Online college courses have become scarce after a year of mostly virtual schooling due to COVID-19.
When registering for fall classes, some University of Wisconsin – Green Bay students noticed that fewer online courses were offered for the fall 2021 semester than in the years prior to the COVID-19 pandemic. Many students were confused about the reasoning behind this, and consequently, it raises the question of whether students prefer to take online courses or in-person classes. Another question soon arises – what do professors prefer as well?
Some professors noted that the reason there could be fewer online classes offered was because of how many technical difficulties arose during the completely virtual 2020 school year. “We had approximately one week in 2020 (spring break) to convert all content to virtual formats. That was really challenging!” UWGB Communication Professor, Danielle Bina said. “Overall, I’d say the lack of a rich communication environment is the toughest part. The best adjustments there include using as many synchronous tech tools as possible, such as MS Teams or Zoom,” Bina noted. Offering an online counterpart to a traditional in-person class setting adds a multitude of additional tasks for professors, possibly resulting in more personnel being needed to have each option offered.
Kelly Schmitz, Angela White, Emily Krause, and Will Kamps, UWGB students, conducted a survey using Qualtrics to examine students’ opinions of the class format. The survey results indicated that some students struggled during the 2020 school year. From technical difficulties to not all assign being added to the Canvas calendar, juggling online classes proved to add another layer of difficulty to the already challenging workload. Although many classes were offered in an asynchronous style, each course’s content was date-locked, making courses not-so-asynchronous.
Students also mentioned that while online courses proved their difficulties, there were many prominent benefits. Accessibility was one of the most commented on, being that students could access any course, anywhere, at any time. This was incredibly convenient for those who work or have busy schedules. If students wanted to take a quiz, they could do just that, rather than studying the course material and waiting for class to begin.
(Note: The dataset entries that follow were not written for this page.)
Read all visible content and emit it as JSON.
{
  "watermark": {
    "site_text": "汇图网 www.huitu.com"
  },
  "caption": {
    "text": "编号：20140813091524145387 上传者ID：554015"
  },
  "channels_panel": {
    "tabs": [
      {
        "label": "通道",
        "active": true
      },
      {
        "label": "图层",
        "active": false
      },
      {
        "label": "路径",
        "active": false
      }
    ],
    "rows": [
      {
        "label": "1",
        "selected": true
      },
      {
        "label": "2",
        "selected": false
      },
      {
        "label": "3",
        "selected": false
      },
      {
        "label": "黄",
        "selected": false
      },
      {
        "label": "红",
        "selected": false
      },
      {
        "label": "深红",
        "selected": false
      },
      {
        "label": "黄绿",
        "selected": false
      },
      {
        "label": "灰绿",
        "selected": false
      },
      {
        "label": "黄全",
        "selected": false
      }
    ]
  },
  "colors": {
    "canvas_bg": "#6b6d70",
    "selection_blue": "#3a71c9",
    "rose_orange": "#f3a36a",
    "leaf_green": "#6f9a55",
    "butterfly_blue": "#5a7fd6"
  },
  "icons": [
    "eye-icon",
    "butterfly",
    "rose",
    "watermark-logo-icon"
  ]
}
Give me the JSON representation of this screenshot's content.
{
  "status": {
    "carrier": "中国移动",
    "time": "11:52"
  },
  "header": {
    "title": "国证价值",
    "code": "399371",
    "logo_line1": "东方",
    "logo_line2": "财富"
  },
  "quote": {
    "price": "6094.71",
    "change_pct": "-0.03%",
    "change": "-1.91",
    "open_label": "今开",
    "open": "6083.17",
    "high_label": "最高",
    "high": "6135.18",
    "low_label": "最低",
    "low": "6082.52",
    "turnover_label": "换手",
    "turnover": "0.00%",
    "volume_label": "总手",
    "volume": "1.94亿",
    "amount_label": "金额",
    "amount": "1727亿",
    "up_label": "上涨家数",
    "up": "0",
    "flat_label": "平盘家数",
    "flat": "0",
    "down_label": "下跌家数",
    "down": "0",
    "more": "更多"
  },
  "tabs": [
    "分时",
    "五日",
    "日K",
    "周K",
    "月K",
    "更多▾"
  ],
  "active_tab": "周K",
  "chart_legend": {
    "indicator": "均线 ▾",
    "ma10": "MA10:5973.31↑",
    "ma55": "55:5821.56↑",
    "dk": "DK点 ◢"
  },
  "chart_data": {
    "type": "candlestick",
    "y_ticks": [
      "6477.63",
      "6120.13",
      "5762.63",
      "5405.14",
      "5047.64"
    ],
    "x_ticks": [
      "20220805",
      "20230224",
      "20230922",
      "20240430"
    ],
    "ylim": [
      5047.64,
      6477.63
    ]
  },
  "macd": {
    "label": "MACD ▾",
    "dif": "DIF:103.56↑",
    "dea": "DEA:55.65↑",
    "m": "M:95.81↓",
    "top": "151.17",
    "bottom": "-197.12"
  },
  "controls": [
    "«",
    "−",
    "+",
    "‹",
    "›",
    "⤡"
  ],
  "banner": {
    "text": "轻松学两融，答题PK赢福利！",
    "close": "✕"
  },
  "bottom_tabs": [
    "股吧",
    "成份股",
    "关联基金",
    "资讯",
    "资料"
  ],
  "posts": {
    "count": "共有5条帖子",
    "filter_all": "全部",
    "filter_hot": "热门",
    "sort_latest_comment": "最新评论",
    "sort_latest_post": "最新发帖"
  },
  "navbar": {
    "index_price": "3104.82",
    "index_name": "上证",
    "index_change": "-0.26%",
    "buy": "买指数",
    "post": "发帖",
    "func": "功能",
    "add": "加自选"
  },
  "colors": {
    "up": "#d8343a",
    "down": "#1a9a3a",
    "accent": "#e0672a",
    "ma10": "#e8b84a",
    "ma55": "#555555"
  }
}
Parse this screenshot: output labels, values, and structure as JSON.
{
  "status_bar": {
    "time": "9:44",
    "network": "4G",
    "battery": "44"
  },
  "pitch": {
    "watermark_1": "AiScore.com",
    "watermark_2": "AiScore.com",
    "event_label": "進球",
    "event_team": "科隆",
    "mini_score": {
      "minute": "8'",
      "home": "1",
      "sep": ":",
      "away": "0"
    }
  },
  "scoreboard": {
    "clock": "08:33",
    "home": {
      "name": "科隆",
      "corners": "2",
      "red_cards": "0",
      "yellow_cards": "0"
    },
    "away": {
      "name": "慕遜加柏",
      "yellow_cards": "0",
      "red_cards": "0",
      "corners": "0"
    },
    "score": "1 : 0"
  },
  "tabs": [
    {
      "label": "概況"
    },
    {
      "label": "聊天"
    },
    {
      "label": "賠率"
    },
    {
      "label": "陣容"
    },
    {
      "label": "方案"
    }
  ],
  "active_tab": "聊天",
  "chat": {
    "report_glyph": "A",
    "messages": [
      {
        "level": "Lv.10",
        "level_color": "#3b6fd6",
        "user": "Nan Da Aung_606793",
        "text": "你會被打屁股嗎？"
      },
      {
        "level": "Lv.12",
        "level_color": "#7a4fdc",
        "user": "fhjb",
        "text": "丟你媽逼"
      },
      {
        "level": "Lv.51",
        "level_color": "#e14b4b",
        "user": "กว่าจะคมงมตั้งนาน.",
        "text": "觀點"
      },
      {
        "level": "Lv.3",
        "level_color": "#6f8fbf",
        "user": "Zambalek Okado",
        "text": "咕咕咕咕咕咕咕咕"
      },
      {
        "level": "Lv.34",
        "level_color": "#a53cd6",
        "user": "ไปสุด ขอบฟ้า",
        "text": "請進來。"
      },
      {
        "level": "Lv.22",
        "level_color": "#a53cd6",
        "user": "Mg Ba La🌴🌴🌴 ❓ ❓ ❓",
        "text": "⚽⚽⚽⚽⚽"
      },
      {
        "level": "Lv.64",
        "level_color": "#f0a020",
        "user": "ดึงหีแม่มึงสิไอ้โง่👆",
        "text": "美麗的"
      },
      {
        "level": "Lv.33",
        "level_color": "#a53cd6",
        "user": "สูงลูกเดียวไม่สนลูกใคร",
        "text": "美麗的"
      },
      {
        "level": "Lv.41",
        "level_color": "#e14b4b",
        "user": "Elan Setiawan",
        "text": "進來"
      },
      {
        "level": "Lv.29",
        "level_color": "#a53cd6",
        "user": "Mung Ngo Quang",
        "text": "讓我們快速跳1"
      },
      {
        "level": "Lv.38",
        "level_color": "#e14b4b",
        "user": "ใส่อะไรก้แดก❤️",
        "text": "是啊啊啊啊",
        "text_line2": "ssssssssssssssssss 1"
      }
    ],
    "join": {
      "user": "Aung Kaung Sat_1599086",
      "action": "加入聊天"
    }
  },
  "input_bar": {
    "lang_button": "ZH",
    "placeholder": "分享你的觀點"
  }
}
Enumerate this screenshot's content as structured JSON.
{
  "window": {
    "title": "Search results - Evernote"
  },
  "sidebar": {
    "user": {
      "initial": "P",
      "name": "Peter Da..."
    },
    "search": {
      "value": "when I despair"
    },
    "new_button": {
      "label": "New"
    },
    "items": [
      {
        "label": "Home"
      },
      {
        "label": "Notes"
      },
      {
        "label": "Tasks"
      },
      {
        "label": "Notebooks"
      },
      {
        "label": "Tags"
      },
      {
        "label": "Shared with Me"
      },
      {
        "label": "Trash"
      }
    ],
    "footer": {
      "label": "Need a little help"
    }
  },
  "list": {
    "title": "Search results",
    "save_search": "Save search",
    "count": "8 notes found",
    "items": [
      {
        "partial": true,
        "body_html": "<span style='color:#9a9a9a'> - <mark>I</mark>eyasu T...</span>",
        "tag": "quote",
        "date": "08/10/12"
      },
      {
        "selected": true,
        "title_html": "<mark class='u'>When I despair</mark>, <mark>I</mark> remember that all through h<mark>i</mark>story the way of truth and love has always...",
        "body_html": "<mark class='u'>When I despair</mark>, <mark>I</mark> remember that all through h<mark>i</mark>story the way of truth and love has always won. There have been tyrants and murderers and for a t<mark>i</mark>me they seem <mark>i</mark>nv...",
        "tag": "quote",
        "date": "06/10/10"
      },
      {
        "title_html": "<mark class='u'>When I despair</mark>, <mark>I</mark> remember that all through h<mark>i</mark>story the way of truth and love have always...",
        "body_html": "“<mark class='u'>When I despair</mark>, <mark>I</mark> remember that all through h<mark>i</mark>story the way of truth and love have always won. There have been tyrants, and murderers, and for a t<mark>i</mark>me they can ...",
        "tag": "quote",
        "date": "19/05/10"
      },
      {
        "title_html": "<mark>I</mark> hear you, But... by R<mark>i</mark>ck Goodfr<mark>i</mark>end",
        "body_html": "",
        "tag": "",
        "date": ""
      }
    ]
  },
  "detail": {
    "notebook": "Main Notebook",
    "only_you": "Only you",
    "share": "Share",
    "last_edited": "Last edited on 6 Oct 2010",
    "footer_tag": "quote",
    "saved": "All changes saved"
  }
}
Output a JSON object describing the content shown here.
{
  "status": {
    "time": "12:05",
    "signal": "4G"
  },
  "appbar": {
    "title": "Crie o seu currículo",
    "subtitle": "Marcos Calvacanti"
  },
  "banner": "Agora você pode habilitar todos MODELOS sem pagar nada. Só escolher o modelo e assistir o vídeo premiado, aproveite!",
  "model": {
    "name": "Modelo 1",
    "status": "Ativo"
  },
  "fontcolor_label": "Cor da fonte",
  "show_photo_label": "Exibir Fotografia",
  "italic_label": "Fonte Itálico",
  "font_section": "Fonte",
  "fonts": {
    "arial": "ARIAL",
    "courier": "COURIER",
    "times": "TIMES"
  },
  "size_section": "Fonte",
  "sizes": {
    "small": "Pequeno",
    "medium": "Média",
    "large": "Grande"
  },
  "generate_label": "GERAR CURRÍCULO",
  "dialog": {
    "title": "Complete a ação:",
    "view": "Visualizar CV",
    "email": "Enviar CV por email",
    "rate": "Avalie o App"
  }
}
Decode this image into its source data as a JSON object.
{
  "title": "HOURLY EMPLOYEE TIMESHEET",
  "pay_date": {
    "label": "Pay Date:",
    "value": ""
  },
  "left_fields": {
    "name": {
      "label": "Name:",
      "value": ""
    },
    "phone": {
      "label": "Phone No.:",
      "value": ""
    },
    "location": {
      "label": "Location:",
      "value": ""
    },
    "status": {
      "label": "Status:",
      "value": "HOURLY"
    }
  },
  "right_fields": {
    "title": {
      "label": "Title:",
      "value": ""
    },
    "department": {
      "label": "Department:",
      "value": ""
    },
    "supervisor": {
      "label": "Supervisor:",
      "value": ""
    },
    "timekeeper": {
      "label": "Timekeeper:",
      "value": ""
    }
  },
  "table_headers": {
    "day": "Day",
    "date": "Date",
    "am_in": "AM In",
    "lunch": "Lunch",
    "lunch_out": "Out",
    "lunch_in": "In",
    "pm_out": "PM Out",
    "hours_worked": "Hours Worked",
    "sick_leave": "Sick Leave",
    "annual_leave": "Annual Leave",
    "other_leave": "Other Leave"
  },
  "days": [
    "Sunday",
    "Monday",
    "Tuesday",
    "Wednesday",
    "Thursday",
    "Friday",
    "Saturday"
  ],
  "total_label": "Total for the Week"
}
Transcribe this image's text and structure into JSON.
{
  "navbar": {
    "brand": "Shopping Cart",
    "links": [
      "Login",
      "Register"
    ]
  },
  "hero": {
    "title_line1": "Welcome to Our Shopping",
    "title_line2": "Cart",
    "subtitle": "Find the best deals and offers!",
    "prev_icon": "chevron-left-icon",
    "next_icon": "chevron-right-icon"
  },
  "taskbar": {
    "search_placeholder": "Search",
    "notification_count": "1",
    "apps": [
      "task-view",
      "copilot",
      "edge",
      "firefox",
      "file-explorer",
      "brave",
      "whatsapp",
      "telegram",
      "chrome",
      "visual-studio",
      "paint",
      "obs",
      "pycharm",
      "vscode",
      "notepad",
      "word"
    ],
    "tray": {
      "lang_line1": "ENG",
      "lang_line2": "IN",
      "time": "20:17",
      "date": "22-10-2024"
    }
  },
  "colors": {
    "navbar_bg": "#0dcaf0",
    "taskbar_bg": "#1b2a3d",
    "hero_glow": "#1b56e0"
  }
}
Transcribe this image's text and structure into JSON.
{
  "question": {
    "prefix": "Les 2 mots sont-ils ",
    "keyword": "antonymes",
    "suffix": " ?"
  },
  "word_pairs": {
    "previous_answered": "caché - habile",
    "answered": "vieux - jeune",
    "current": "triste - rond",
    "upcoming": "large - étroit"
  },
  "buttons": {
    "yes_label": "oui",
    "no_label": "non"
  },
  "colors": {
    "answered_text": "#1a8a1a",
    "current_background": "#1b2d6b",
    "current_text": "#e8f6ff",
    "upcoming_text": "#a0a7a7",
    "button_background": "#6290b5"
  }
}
An additional benefit to online courses is a students can do everything from the comfort of their own home and offer a more “in their element” feel to course work. This aspect was also beneficial to those students who felt uncomfortable meeting in person for classes. Finally, because most online coursework involves heavy discussion, students have the opportunity to improve their English and overall grammar skills instead of highlighting each in a once or twice-a-semester paper.
J.T. Mertens, a senior at UWGB, is currently attending in-person classes. Mertens said, “It’s hard to determine which I liked better. Both are good in their own ways.” Mertens added, “I enjoyed the open-ended nature and flexibility of online courses.”
Mertens said, “It was pretty much the same in terms of accessing the material. My professors published lectures and slides that allowed me to take notes, follow along, and revisit information I may have missed. A major difference is the lack of personal connection to my classmates, all the people I hung out with I already knew from growing up or my freshman year in person.”
The overall consensus was that online courses worked for their purpose during COVID-19, but a good mix of in-person lectures with online homework turn-in seems to be the best option for professors and students alike.